After decades of working with a variety cyber security technologies and battling an increasing variety of cyber threats, we now have a significant amount of experience in the cyber domain. Technologies, such as firewalls, virus scanners, encapsulation in VMs, integrity inspection, anomaly detectors operate by a variety of different mechanisms. But, the one salient lesson is found from studying all these techniques is that cyber security needs to be rooted in hardware.

Cyber threats continue to grow in spite of all the effort put into defeating them. This continuing difficulty with containing the cyber threat has prompted multiple efforts to develop new and better ways of protecting systems and defeating the malicious attacker. This started out with virus scanners that looked for the signatures of viruses and trojans that were attached to files downloaded to a computer. As defensed improved malware and attack techniques continued to evolve. This included things like cross-site scripting and SQL attacks. Today we have a truly insidious type of malware known as an advanced persistent threat or APT that surreptitiously invades a system or enterprise and slowly works its damage moving as needed from component to component all the while low and slow enough to remain undetected.

When the current mechanisms of protection are thwarted by a new malicious technique it is mainly through evading the technique by going around it. This is possible because modern computer systems are so complicated that many avenues are available to attack, i.e. these systems have large “attack surfaces”. One related issue is so tautologically true that it is rarely discussed. That is, computing systems are programmed with software, and that software can be changed in ways that are unintended by the original developer. This ability to change software in a deployed system is at the root of how malware and attacks work.

The ability to circumvent defenses, which are themselves software, is exactly because software is infinitely malleable. In one scenario, a piece of protection software relies on other software. If that other software is compromised that protection software may continue to operate without ever detecting that its functionality is now compromised. One solution is to wrap software with other software to protect it. E.g. using VMs to run processes is just such a method. If the guest O/S in the VM becomes compromised simply rebooting to a fresh copy of the VM will eliminate that threat. But, what if the VM is attacked and becomes compromised? Well the underlying hypervisor can be outfitted with detection software to find out. But, what if the hypervisor becomes compromised? One could continually add extra layers of software, but it’s easy to see that this game can continue indefinitely.

Hardware, on the other hand, is not malleable. That is the behavior of true hardware, not firmware or microcode, or even FPGAs, is defined by physics, and can’t be changed once deployed. Thus, the hardware forms a firm anchor on which to base the security of a system. Software can then be tied to the hardware and checked by the hardware for proper operation. Any modification of the software would be recognized by the protective hardware system, or prevented in the first place. Novel cyber security solutions based on hardware will provide lasting, effective security today and into the future.

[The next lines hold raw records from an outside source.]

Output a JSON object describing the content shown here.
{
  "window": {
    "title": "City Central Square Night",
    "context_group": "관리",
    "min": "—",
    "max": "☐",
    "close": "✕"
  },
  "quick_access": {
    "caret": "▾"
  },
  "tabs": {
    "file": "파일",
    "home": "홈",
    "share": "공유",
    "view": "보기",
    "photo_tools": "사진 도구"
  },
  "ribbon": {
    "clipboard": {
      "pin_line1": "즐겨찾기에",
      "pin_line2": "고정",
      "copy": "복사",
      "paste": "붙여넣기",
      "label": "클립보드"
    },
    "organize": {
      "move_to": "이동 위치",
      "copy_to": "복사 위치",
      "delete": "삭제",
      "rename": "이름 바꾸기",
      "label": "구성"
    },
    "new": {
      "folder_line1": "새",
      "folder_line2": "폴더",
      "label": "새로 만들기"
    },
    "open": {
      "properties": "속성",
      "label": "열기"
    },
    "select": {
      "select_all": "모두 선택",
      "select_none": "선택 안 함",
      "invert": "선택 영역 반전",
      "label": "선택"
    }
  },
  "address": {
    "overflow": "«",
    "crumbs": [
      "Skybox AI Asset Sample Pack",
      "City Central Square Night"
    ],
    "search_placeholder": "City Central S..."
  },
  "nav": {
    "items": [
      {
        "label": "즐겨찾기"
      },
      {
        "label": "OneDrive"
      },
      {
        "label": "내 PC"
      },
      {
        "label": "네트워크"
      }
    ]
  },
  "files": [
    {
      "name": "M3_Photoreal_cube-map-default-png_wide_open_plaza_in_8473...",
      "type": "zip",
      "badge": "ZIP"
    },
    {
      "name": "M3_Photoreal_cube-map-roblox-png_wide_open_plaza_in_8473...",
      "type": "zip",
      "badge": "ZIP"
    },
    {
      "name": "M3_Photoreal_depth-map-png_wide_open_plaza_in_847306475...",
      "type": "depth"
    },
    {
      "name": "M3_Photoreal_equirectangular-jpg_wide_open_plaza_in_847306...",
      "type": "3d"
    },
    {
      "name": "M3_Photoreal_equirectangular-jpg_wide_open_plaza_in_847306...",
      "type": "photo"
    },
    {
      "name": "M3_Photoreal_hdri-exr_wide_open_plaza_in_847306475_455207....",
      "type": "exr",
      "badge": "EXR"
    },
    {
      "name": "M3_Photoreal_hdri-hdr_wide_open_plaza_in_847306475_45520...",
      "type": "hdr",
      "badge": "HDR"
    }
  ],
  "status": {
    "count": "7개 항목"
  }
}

At Cognoscenti Systems we are committed to using hardware rooted security with our ControlMQTM technology. The result is unmatched network security for control applications.

David Viel Founder and CEO

David is the founder of Cognoscenti Systems.